Staines has nearly 20 years of experience in digital advertising. He’s fallen in love with the industry by witnessing the growth of its “sharing economy”.
“At the end of the day, innovation is led by humans. The day humans become less important in the process is the day I leave the industry.”
PA.O: What in the programmatic space is best left to humans versus delegated to a machine?
Rupert Staines: Automation exists solely for the purpose of executing the simple or more repetitive actions needed to use programmatic effectively. You need emotion in order to ensure that there is a logic applied to the world of media and marketing messaging. You are trying to match human behavior, and that requires a lot of human touch. I would argue that today a huge number of marketers are highly skilled in understanding data.
PA.O: Would you say that humans are necessary for learning how to quantify behaviors?
Rupert Staines: The human role is to understand human behavior in a way that can be translated into technical metrics for programs and machines to understand. I don’t see how you are going to be able to bring the quantitative piece to our marketing ecosystem simply by machine.
You have to teach the machine how to not think like a robot, but like a human, and that requires a whole lot.
Marketers need to focus on how elements from the human world can be recreated in a piece of data and vice versa.
The day machines fully understand human behavior is when marketing turns upside down. I hope it never happens in the industry.
The most important part of understanding marketing is understanding human behavior. Humans are best at understanding human behavior, not machines.
It’s clear that technology can be very clever, but keep in mind that humans built it.
PA.O: Often agencies and advertisers operate under the assumption that programmatic does not require attentive, hands-on guidance from humans. Do you believe programmatic is broken since it lacks human management?
Rupert Staines: No, I don’t think programmatic is broken. People just say programmatic is broken when they are misguided — believing that they can just flip a switch and easily operate these systems themselves.
Programmatic is not simple. That’s why it requires the human resource.
However, you can use it simply if all you want to do is throw a pixel on your website. But this is a very short-term solution. It is not going to drive campaigns anywhere near the expectations that clients have.
A purist self-serve system today does not exist and frankly, cannot exist because of the human element that we just discussed. We know of clients that will knock down a door to get to the technology. Behind the scenes, they quickly recognize they need a huge amount of human resources to use the technology intelligently.
We are moving to a hybrid model as an industry where programmatic and technology become smarter, enabling the human component of managing programmatic to become even more intelligent.
The technology doesn’t make programmatic smart, but the human decision-making — understanding the data that you have and what you need in order to fuel your particular goals — does.
PA.O: What is on the horizon for programmatic and sports on mobile devices?

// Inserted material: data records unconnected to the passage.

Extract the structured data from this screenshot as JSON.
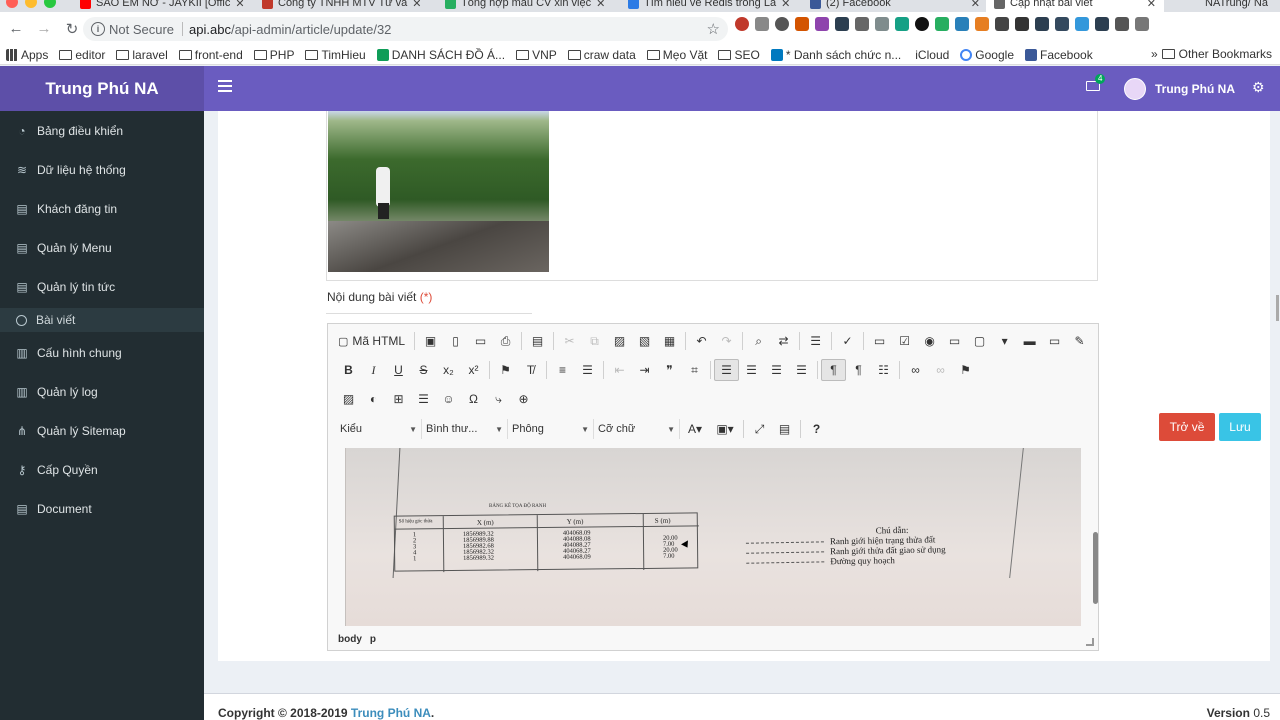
{
  "browser": {
    "tabs": [
      {
        "title": "SAO EM NỠ - JAYKII [Offic",
        "color": "#ff0000"
      },
      {
        "title": "Công ty TNHH MTV Tư vấ",
        "color": "#c0392b"
      },
      {
        "title": "Tổng hợp mẫu CV xin việc",
        "color": "#27ae60"
      },
      {
        "title": "Tìm hiểu về Redis trong La",
        "color": "#2c7be5"
      },
      {
        "title": "(2) Facebook",
        "color": "#3b5998"
      },
      {
        "title": "Cập nhật bài viết",
        "color": "#666666"
      }
    ],
    "profile_label": "NATrung/ Na",
    "url_security": "Not Secure",
    "url_host": "api.abc",
    "url_path": "/api-admin/article/update/32",
    "bookmarks": [
      "Apps",
      "editor",
      "laravel",
      "front-end",
      "PHP",
      "TimHieu",
      "DANH SÁCH ĐỒ Á...",
      "VNP",
      "craw data",
      "Mẹo Vặt",
      "SEO",
      "* Danh sách chức n...",
      "iCloud",
      "Google",
      "Facebook"
    ],
    "bookmarks_more": "»",
    "other_bookmarks": "Other Bookmarks"
  },
  "app": {
    "brand": "Trung Phú NA",
    "mail_count": "4",
    "user_name": "Trung Phú NA"
  },
  "sidebar": {
    "items": [
      {
        "label": "Bảng điều khiển",
        "icon": "dashboard-icon"
      },
      {
        "label": "Dữ liệu hệ thống",
        "icon": "database-icon"
      },
      {
        "label": "Khách đăng tin",
        "icon": "file-icon"
      },
      {
        "label": "Quản lý Menu",
        "icon": "file-icon"
      },
      {
        "label": "Quản lý tin tức",
        "icon": "file-icon"
      },
      {
        "label": "Bài viết",
        "icon": "circle-icon"
      },
      {
        "label": "Cấu hình chung",
        "icon": "book-icon"
      },
      {
        "label": "Quản lý log",
        "icon": "book-icon"
      },
      {
        "label": "Quản lý Sitemap",
        "icon": "sitemap-icon"
      },
      {
        "label": "Cấp Quyền",
        "icon": "key-icon"
      },
      {
        "label": "Document",
        "icon": "file-icon"
      }
    ]
  },
  "form": {
    "content_label": "Nội dung bài viết",
    "required_mark": "(*)"
  },
  "editor": {
    "source_label": "Mã HTML",
    "styles_label": "Kiểu",
    "format_label": "Bình thư...",
    "font_label": "Phông",
    "size_label": "Cỡ chữ",
    "status_path": [
      "body",
      "p"
    ]
  },
  "scan": {
    "table_title": "BẢNG KÊ TỌA ĐỘ RANH",
    "headers": [
      "Số hiệu góc thửa",
      "X (m)",
      "Y (m)",
      "S (m)"
    ],
    "col_no": "1\n2\n3\n4\n1",
    "col_x": "1856989.32\n1856989.88\n1856982.68\n1856982.32\n1856989.32",
    "col_y": "404068.09\n404088.08\n404088.27\n404068.27\n404068.09",
    "col_s": "20.00\n7.00\n20.00\n7.00",
    "legend_title": "Chú dẫn:",
    "legend": [
      "Ranh giới hiện trạng thửa đất",
      "Ranh giới thửa đất giao sử dụng",
      "Đường quy hoạch"
    ]
  },
  "actions": {
    "back": "Trở về",
    "save": "Lưu"
  },
  "footer": {
    "copyright": "Copyright © 2018-2019",
    "brand": "Trung Phú NA",
    "dot": ".",
    "version_label": "Version",
    "version": "0.5"
  }
}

Rupert Staines: The power of mobile is location – the ability to understand where human beings are, what they are doing and what state of emotion they are in at this point of time. What comes next is the ability to then apply intelligence to messaging and greet users in a way that is appropriate for them.
Imagine standing in the shopping area where these beautiful Rolex watches are on display and getting a voucher sent to your phone. That’s where it starts to get cool – the mission impossible moment.
Sports lends itself extremely well to real-time messaging. The stadium holds a captive audience. At home, serious fans are in front of the TV set. There are so many great moments to capture, infuse and excite users with well-targeted creative.
At the end of the day, innovation is led by humans. The day humans become less important in the process is the day I would have left the industry.